World Humanitarian Day was established by the United Nations General assembly to commemorate and pay tribute to aid workers who risk their lives to make the world a better place for people affected by war, conflict, and crises.
An estimated 65 million people last year were displaced from their homes due to conflict. As you can imagine, the situation for these displaced people is desperate. Finding food, water and shelter is a struggle. Any moment, they could become a victim of the hostilities. They face abuse and humiliation. Even children are potential recruits for becoming soldiers.
It’s not only the displaced people who face the risk. Humanitarian workers, who are trying to deliver aid and treatment, are potential targets and their aid stolen. Recently, White Helmets — Syrian volunteers trying to help civilians escape the carnage — had to rescue themselves, as the conflict there rages on.
The United Nations designated August 19 as World Humanitarian Day starting in 2008, to advocate for the safety and security of humanitarian aid workers, and for the survival, well-being and dignity of people affected by crises.
This year, on World Humanitarian Day, the United Nations and our partners are calling on all global leaders to do everything in their power to protect people caught up in conflict. Let the world know: Civilians are Not A Target.
- António Guterres, UN Secretary-General
To that end, the 2018 WHD #NotATarget campaign encourages everyone to stop and think about those who are displaced and those who help them. Please use that hashtag to spread the message to your friends and followers on social media and help protect civilians in conflicts around the world.
Recent Tweets have outlined some of the issues coming to the forefront with this campaign:
Drinking water systems are #NotATarget
Civilians = #NotATarget
Aid workers = #NotATarget
Health workers, patients, facilities and supplies = #NotATarget
Children are #NotATarget
Identity for Displaced Persons
One aspect that makes the lives of displaced people even harder is the fact that, in many cases, they don’t have ID. In the rush to escape for their lives it’s easy to misplace or lose their identity documents.
For people in conflict zones, there’s often no official ID in any case. As government issued ID such as birth certificate, passport, driver’s license, or national ID card is generally the root identity document, with no official government there is no official ID.
Without ID, the ability to deliver services is hampered.
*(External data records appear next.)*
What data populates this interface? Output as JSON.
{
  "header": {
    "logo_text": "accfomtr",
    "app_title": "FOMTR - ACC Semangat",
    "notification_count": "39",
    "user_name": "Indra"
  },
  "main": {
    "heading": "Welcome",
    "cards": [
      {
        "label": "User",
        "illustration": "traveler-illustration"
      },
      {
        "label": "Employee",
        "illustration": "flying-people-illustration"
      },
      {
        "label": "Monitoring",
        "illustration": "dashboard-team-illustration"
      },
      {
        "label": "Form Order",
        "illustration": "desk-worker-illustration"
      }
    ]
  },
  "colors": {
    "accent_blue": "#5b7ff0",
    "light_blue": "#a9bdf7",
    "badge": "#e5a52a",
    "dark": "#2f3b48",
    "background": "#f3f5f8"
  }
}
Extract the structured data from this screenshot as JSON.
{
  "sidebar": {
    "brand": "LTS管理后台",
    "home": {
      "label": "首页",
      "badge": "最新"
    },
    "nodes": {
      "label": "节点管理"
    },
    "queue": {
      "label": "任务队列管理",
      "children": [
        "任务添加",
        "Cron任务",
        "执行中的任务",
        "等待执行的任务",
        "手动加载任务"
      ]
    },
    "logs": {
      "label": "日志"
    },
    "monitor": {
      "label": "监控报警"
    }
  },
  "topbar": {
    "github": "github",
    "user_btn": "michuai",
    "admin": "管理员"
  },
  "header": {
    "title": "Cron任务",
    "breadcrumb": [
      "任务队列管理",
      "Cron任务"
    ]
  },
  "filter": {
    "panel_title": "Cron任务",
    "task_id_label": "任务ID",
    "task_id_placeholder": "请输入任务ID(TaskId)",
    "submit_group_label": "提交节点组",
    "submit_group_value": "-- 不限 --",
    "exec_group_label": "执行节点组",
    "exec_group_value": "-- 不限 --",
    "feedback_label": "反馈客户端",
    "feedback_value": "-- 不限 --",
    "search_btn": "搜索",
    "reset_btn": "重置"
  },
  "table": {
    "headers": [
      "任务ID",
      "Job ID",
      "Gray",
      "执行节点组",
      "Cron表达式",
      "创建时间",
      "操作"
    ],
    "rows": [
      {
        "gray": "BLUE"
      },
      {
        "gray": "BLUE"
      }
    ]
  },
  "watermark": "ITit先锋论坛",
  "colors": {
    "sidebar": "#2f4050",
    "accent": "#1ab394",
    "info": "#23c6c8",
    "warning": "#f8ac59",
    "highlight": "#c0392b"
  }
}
Even though these people face the most extreme of situations, there are still people who don’t think twice of trying to exploit the situation and try to redirect aid to themselves.
This lack of ID compounds the problem of determining refugee status and trying to make a new life for themselves. No country wants to accept terrorist threats into their country, so lack of ID slows and complicates the vetting process.
Even when the refugee gets into a country, they face problems in getting employment, getting bank accounts and getting services all because they can’t prove who they are.
Trulioo’s mission is to provide verifiable identities for the entire global population, including displaced persons. While perhaps these groups are the hardest to deliver identity services to, their need is dire. As we work with data providers around the globe to provide the most complete and accurate identity data to our clients, we will pay special attention to those with the greatest of needs.